Regardless of the reason for the duplicate publication, or how it came about, we felt that as we had published second, the onus was on us to retract the article. We are concerned that the authors have chosen which published article to keep in the public domain and have avoided a retraction notice mentioning the duplicate publication. As there is no longer a duplicate publication, there appears to be little we can do. We plan on contacting the authors’ institution, and journal B (to inform them of why retractions are usually published), but we are unsure whether there is any other action we could take and would be grateful for any suggestions.


The Forum agreed this is still a case of duplicate submission and that there has been possible misconduct on the part of the authors. Although there is only one copy of the paper in the literature, the Forum advised the editor to consider publishing an expression of concern to alert readers to this.
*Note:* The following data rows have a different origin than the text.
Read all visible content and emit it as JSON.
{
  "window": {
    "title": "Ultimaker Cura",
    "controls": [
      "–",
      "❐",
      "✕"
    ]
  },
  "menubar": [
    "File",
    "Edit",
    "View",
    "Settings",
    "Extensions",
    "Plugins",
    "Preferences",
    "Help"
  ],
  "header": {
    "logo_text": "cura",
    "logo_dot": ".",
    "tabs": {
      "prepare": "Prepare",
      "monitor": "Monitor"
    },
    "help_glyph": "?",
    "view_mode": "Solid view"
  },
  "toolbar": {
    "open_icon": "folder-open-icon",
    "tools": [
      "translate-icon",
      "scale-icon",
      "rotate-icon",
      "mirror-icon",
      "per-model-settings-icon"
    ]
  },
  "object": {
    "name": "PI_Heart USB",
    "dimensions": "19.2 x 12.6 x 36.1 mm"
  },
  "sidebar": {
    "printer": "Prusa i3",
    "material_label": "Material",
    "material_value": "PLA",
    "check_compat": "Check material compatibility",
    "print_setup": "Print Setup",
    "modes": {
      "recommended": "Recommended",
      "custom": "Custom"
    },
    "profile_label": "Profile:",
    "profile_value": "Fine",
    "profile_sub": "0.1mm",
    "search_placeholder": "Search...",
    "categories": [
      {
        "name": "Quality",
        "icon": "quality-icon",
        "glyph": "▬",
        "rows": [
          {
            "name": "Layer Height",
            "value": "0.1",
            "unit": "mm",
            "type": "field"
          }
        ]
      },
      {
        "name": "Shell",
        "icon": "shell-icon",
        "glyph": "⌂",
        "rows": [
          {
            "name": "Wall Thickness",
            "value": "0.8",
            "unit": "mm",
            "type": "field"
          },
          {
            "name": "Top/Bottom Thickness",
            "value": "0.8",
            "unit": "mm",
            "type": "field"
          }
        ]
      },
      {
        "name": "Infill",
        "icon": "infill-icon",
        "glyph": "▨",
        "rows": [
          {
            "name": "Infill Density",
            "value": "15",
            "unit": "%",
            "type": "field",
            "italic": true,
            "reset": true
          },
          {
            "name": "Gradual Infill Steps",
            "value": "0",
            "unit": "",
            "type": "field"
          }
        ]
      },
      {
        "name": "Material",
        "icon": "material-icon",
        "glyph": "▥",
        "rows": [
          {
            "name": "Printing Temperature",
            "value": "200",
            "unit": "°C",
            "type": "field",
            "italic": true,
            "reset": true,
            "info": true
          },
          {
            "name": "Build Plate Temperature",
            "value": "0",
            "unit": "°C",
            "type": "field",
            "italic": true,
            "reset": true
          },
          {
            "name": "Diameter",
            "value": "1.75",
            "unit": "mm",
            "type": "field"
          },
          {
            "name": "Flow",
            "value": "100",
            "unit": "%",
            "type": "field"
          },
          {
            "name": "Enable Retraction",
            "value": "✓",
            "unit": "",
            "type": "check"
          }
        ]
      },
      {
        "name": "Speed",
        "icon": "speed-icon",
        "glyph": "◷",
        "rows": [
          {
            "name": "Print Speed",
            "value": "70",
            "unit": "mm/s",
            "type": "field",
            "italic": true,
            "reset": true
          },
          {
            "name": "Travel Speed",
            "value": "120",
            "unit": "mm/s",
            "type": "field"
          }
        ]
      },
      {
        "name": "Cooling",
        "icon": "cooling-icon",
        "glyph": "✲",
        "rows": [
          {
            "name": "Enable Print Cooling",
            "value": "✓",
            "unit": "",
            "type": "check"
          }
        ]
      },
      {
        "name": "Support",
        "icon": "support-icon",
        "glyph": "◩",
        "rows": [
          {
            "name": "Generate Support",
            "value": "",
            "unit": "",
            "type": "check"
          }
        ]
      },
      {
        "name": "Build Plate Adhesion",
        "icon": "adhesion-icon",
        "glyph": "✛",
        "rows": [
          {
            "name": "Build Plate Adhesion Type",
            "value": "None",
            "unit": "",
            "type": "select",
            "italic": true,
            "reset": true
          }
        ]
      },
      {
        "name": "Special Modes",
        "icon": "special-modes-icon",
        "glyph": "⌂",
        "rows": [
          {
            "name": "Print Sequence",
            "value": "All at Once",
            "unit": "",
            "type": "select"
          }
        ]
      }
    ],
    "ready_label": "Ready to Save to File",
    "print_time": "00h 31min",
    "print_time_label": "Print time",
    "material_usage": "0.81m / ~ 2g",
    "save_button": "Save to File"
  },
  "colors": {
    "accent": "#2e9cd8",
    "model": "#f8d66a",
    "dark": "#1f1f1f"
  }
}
The Forum agreed that the editor needs more information and the advice was to contact journal B and ask the editor for his side of the story. It is possible that the authors are blameless. Even if journal B is not at fault, the editor needs to mark the paper in their journal with a clear notice. Readers should be alerted to what has happened and the advice was to have a notice linked to the article to say that this this paper is one of a duplicate submission, and the first article has been retracted.